I want them to be like some of the self-confident, self-assured men who I challenged many years ago in those bleaker moments of rage and self-loathing as a drunken 20-something, and know that they can defuse, de-escalate and walk away as the more righteous humans of the moment. Not because they fear they’re weak, or that others will think so, but because they’ve established their senses of strong, of what strong is, and know that walking away works when you don’t do it from a place of fear, misguided ego and self-disgust.
And while my sons are still kids, I want them to know that they won’t get in trouble with me as they figure out those truths and boundaries for themselves.
When Little had Big in a headlock in that 2 ½-foot by 4-foot fighting ring at the top of the steps to our garage, I told Big, my sensitive, sweet first born son, “Defend yourself. Hit him.”
Because look, I knew Little could take it. But I wasn’t sure Big had the belief in himself to give it.
I was right. And I was wrong.
With his head locked in Little’s elbow and his upper body bent at a disadvantageous angle, Big let a left hook rip the air. His knuckles landed as squarely against Little’s right cheek as any boxer could hope for, even with a proper view of the target.

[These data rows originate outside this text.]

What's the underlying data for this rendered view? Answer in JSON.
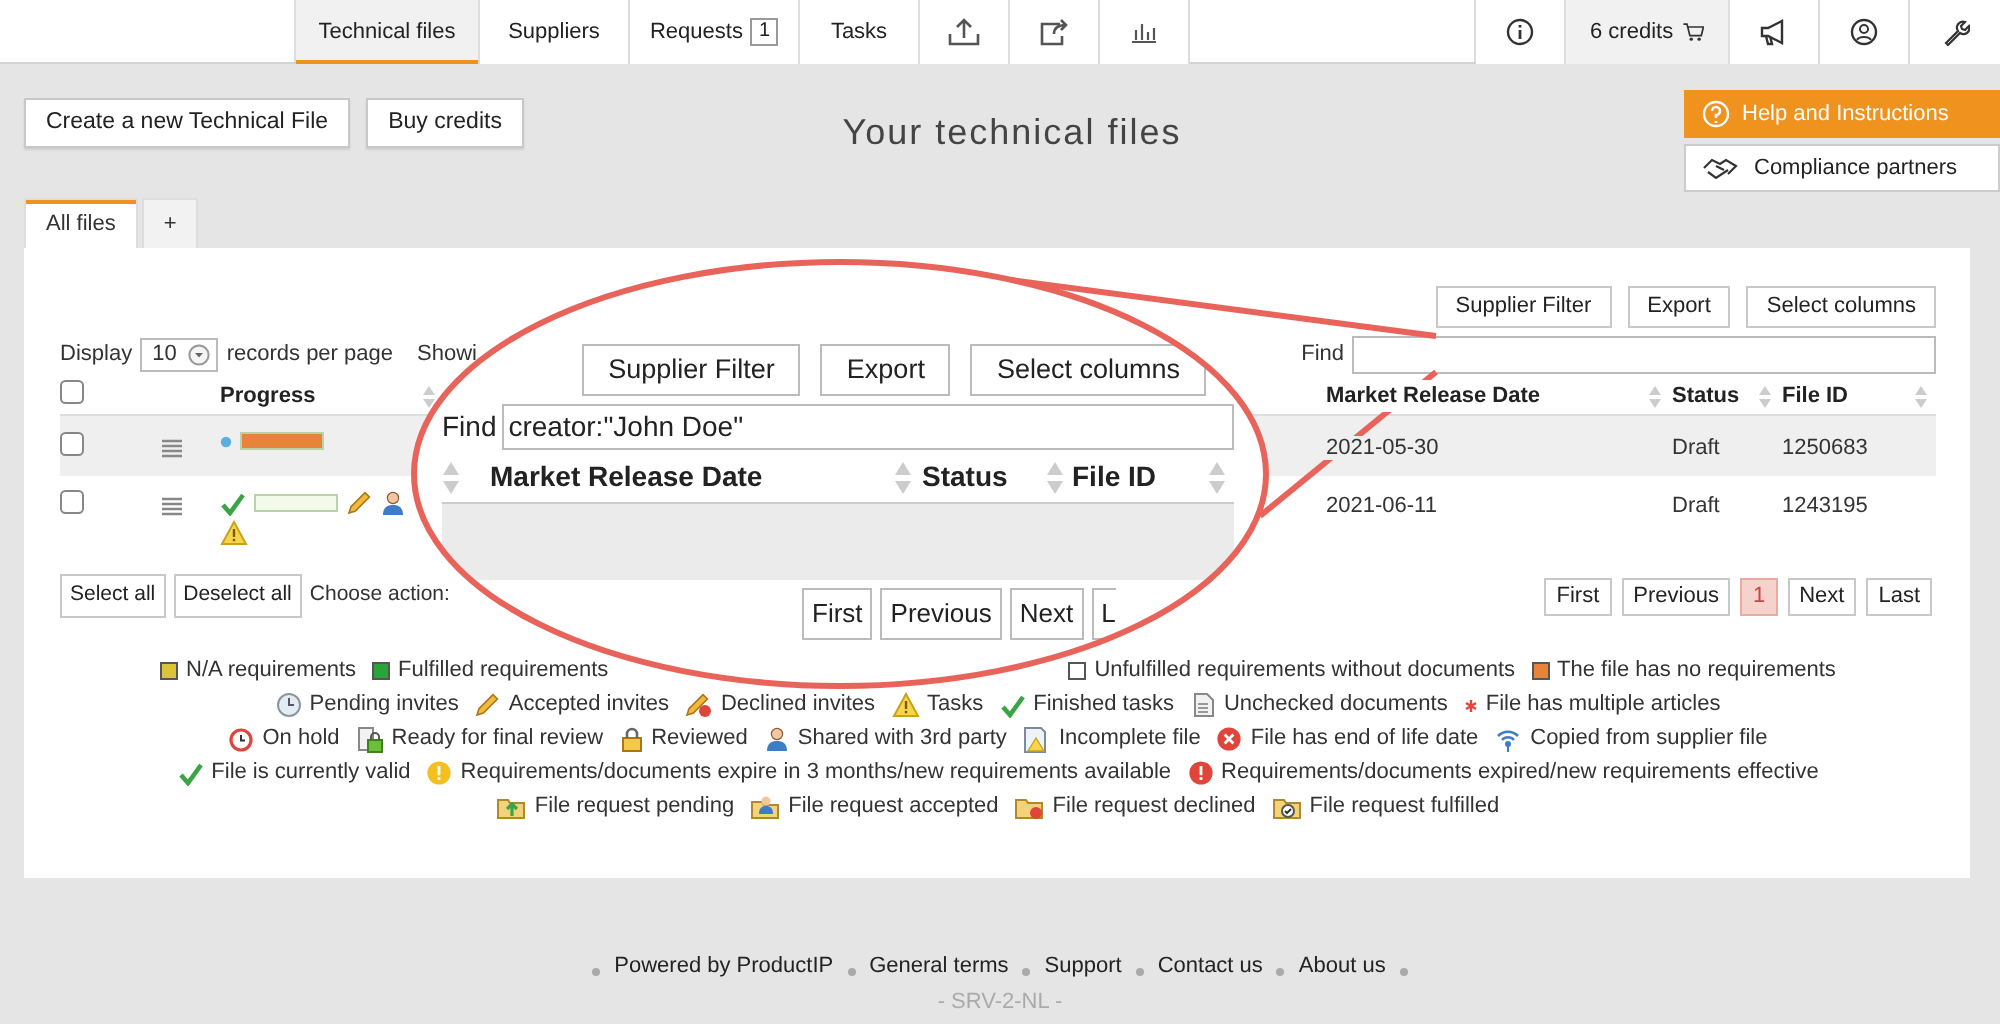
{
  "nav": {
    "tabs": [
      {
        "label": "Technical files",
        "selected": true
      },
      {
        "label": "Suppliers",
        "selected": false
      },
      {
        "label": "Requests",
        "badge": "1",
        "selected": false
      },
      {
        "label": "Tasks",
        "selected": false
      }
    ],
    "credits": "6 credits"
  },
  "actions": [
    "Create a new Technical File",
    "Buy credits"
  ],
  "page_title": "Your technical files",
  "side_buttons": [
    {
      "label": "Help and Instructions",
      "kind": "help"
    },
    {
      "label": "Compliance partners",
      "kind": "partners"
    }
  ],
  "file_tabs": [
    {
      "label": "All files",
      "selected": true
    },
    {
      "label": "+",
      "selected": false
    }
  ],
  "toolbar": [
    "Supplier Filter",
    "Export",
    "Select columns"
  ],
  "display": {
    "prefix": "Display",
    "value": "10",
    "suffix": "records per page"
  },
  "showing": "Showi",
  "find_label": "Find",
  "table": {
    "select_all_checked": false,
    "columns_left": [
      "Progress"
    ],
    "columns_right": [
      "Market Release Date",
      "Status",
      "File ID"
    ],
    "rows": [
      {
        "checked": false,
        "progress": {
          "level": 1,
          "color": "#e8833a"
        },
        "before": [
          {
            "kind": "dot"
          }
        ],
        "after": [],
        "below": [],
        "market_release_date": "2021-05-30",
        "status": "Draft",
        "file_id": "1250683"
      },
      {
        "checked": false,
        "progress": {
          "level": 0
        },
        "before": [
          {
            "kind": "check"
          }
        ],
        "after": [
          {
            "kind": "pencil"
          },
          {
            "kind": "person"
          }
        ],
        "below": [
          {
            "kind": "warning"
          }
        ],
        "market_release_date": "2021-06-11",
        "status": "Draft",
        "file_id": "1243195"
      }
    ]
  },
  "bulk": [
    "Select all",
    "Deselect all"
  ],
  "choose_action": "Choose action:",
  "pagination": [
    {
      "label": "First",
      "selected": false
    },
    {
      "label": "Previous",
      "selected": false
    },
    {
      "label": "1",
      "selected": true
    },
    {
      "label": "Next",
      "selected": false
    },
    {
      "label": "Last",
      "selected": false
    }
  ],
  "legend": [
    [
      {
        "kind": "swatch",
        "color": "#d9c43a",
        "label": "N/A requirements"
      },
      {
        "kind": "swatch",
        "color": "#2aa33a",
        "label": "Fulfilled requirements"
      },
      {
        "kind": "swatch",
        "color": "#ffffff",
        "label": "Unfulfilled requirements without documents"
      },
      {
        "kind": "swatch",
        "color": "#e8833a",
        "label": "The file has no requirements"
      }
    ],
    [
      {
        "kind": "clock",
        "label": "Pending invites"
      },
      {
        "kind": "pencil",
        "label": "Accepted invites"
      },
      {
        "kind": "declined",
        "label": "Declined invites"
      },
      {
        "kind": "warning",
        "label": "Tasks"
      },
      {
        "kind": "check",
        "label": "Finished tasks"
      },
      {
        "kind": "document",
        "label": "Unchecked documents"
      },
      {
        "kind": "asterisk",
        "label": "File has multiple articles"
      }
    ],
    [
      {
        "kind": "alarm",
        "label": "On hold"
      },
      {
        "kind": "lockdoc",
        "label": "Ready for final review"
      },
      {
        "kind": "lock",
        "label": "Reviewed"
      },
      {
        "kind": "person",
        "label": "Shared with 3rd party"
      },
      {
        "kind": "docwarn",
        "label": "Incomplete file"
      },
      {
        "kind": "redx",
        "label": "File has end of life date"
      },
      {
        "kind": "signal",
        "label": "Copied from supplier file"
      }
    ],
    [
      {
        "kind": "check",
        "label": "File is currently valid"
      },
      {
        "kind": "info_yellow",
        "label": "Requirements/documents expire in 3 months/new requirements available"
      },
      {
        "kind": "info_red",
        "label": "Requirements/documents expired/new requirements effective"
      }
    ],
    [
      {
        "kind": "folder_up",
        "label": "File request pending"
      },
      {
        "kind": "folder_person",
        "label": "File request accepted"
      },
      {
        "kind": "folder_x",
        "label": "File request declined"
      },
      {
        "kind": "folder_check",
        "label": "File request fulfilled"
      }
    ]
  ],
  "footer": {
    "links": [
      "Powered by ProductIP",
      "General terms",
      "Support",
      "Contact us",
      "About us"
    ],
    "server": "- SRV-2-NL -"
  },
  "callout": {
    "toolbar": [
      "Supplier Filter",
      "Export",
      "Select columns"
    ],
    "find_label": "Find",
    "find_value": "creator:\"John Doe\"",
    "columns": [
      "Market Release Date",
      "Status",
      "File ID"
    ],
    "pagination": [
      "First",
      "Previous",
      "Next",
      "L"
    ]
  }
}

And with that one swing, the fight ended.
The three of us went into the living room, both of them crying, not because of the physical altercation so much as the emotional release of it all. It was then that I asked them to tell me what it was about. I don’t even remember what they said now. Typical unmemorable sibling conflict, I’m certain.
But what I absolutely remember was what came after we squared away the feelings of the misunderstanding that had escalated: There was frantic, giddy post-fight analysis.
Tears turned to smiles. Adrenaline fueled the banter about how exhilarating the experience was. “Exhilarating.” That was my then-9 year old’s description for it. He was so stoked that he’d “finally” been punched in the face. “That’s no big deal! That doesn’t hurt!” He was thrilled. He learned that it didn’t hurt in the way someone who has never taken a punch presumes it will.
And my then 11-year-old, he was so excited that he’d found that spark and confidence in himself to feel what it was like to give a punch, because he’s taken many, many from his little brother. He started talking about finding a boxing gym so he could practice. And so he could ride this high of confidence.
There was joy and there was laughter in the wake of the fight. Both boys felt good about themselves. Both boys got what they needed from it. They celebrated it together.
And while my approach as the parent involved there might be viewed as unconventional by others, or worse, I don’t know, I couldn’t have felt better about my sons’ shared experience either.
It’s not the last time they’ve squabbled or thrown hands. I mean, we took them ice skating recently and, at one point, my wife and I look across the ice and they’re throwing punches at each other while holding onto the railing with their other hands. Like they’re damn hockey players, or something.
But then I looked out in the middle of the rink, only 30 feet away from our sons’ public demonstration of brotherly love, and I saw two other young brothers swinging on each other, and then one grinding the other’s head into the ice.
And I heard a woman nearby say, “They’re always fighting.” Then she walked away and sat down.
I laughed to myself. I felt vindicated and not alone, and I felt joyful in the connection.